Despite the recent Brexit vote, the U.K. has been the place to be this fall. Design professionals and tourists came to see the inaugural London Design Biennale (Sept. 7-27), an international survey titled “Utopia by Design,” held at Somerset House. The Biennale, which presented 37 international design interventions exploring ideas surrounding sustainability, migration, energy, and social equality, was staged to coincide with the London Design Festival (Sept. 17-25), now in it’s 14th year. The Cooper Hewitt Smithsonian National Design Museum represented the U.S. with a replica of the New York museum’s “Immersion Room”—an interactive installation highlighting digitized wallpapers from the museum’s vast collection.

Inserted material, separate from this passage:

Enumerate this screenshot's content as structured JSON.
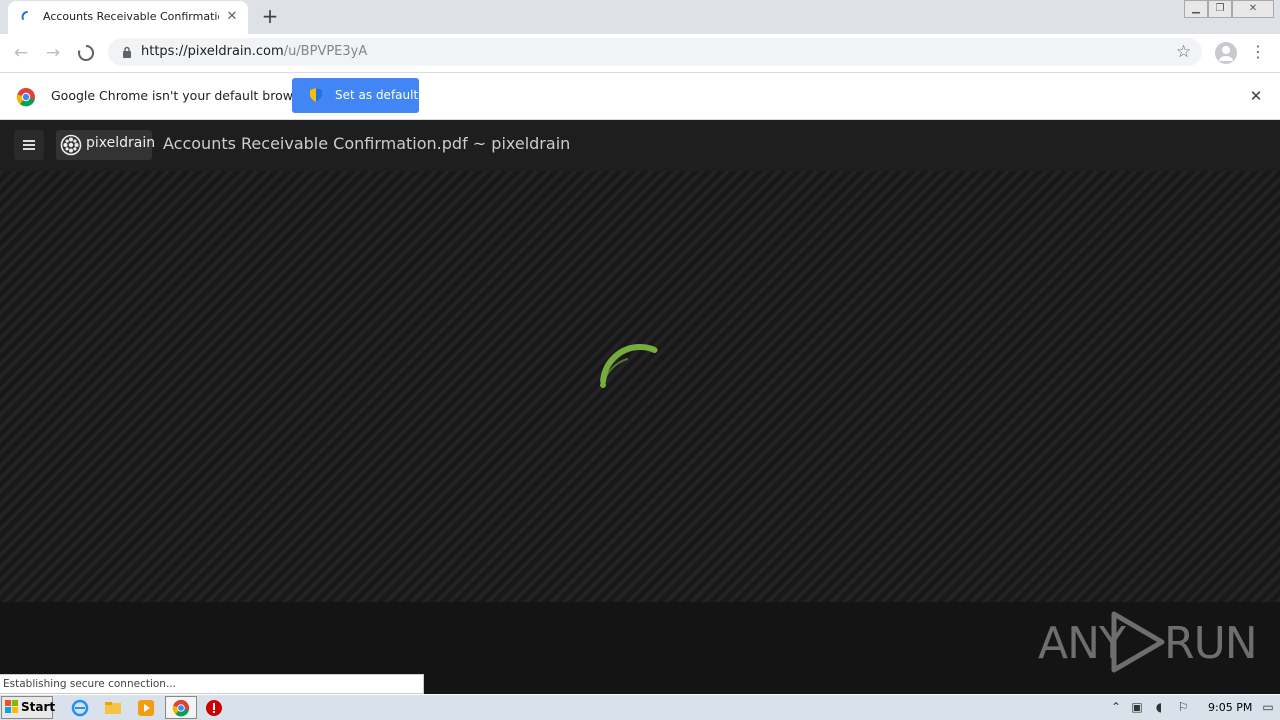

Originally conceived as a smaller cluster of fairs, the festival now encompasses a total of 400 events spread throughout Clerkenwell, Islington, Shoreditch Design Triangle, Bankside, Chelsea, Brompton, and Brixton, the newest area on the design map. Historic landmarks including the Victoria & Albert Museum, which functioned as the festival’s unofficial hub, hosted site-specific projects including Mathieu Lehanneur’s “Liquid Marble,” “Foil” by Benjamin Hubert of Layer, and Glithero’s “The Green Room.” Across town at Sir John Soane’s Museum, an exhibition titled “Below Stairs” celebrated the Georgian home’s newly restored Regency kitchen while featuring works by Edward Barber and Jay Osgerby, Jasper Morrison, Martino Gamper, and Paul Cocksedge, all emphasizing culinary life.
The latest iteration of Design Junction, another burgeoning fair relocated to Central Saint Martin’s Granary Square, has been incorporated into the re-envisioned area of King’s Cross. Across town in Central London, the Old Truman Brewery was teeming with British manufacturers in what was formerly Tent London, a smaller fair which launched 10 years ago. It is now re-branded as The London Design Fair, a four-day industry event gathering 500 exhibitors including independent designers and international pavilions like 100% Norway, while highlighting the country’s output of modern British art, design, and crafts.
At Design Centre Chelsea Harbour, Focus/16 highlighted the building’s top interior showrooms while Decorex International, located in the outskirts in bucolic Syon Park, is the U.K.’s premier interior design show, now in its 39th year. More than 400 exhibitors featured new collections of fabrics and furniture that appeal to the professional decorator and design trade as well. Smaller presentations showcasing contemporary craft included Future Heritage and The New Craftsmen, also demonstrating maker skills at Burberry Makers House exhibition in town.
The Brompton Design District celebrated a decade of design, highlighting exhibitions while offering up cocktails concocted by designers; Martino Gamper’s “Gingerini,” for example, was a mixture of ginger root, strawberries, champagne, and ice.
Sixties-inspired textiles, including painterly and abstract expressionist patterns, were some of the trends spotted in showrooms with wallpaper taking centerstage. British-born photographer-turned-textile-designer Martyn Thompson showcased Rock Pool, his newest collection of water-inspired motifs woven in cotton on a jacquard loom.
And while the fairs offered something for every taste, several independent exhibitors stood out. In Shoreditch, local designers including Lee Broom at Electra House had the public lining up to see Opticality, while Dutch transplant Tord Boontje curated Electro Craft, presenting 30 kinetic works outlining the connection between technology and the creative’s fascination with craft. Around the corner, Sheridan Coakley, owner of SCP, a veteran British furnishings manufacturer and retailer, presented a mix of U.K. designers and Mexican craft alongside work by Dutch designer Piet Hein Eek.
Read on for more highlights from the fairs and news around London town.
Blackpop | Homage Collection
Blackpop, a new independent producer of wallpaper, fabrics, and furnishings, uses digital technology to produce its range of textiles specified for commercial and residential projects. Artist Maxine Hall launched the brand in 2013, and her newest collection Homage is inspired by the Abstract Expressionist art movement of the 1940s and 50s. Selections include Vanguard wallpaper and Vanguard Vibe velvet fabric (shown).
Photograph courtesy of Blackpop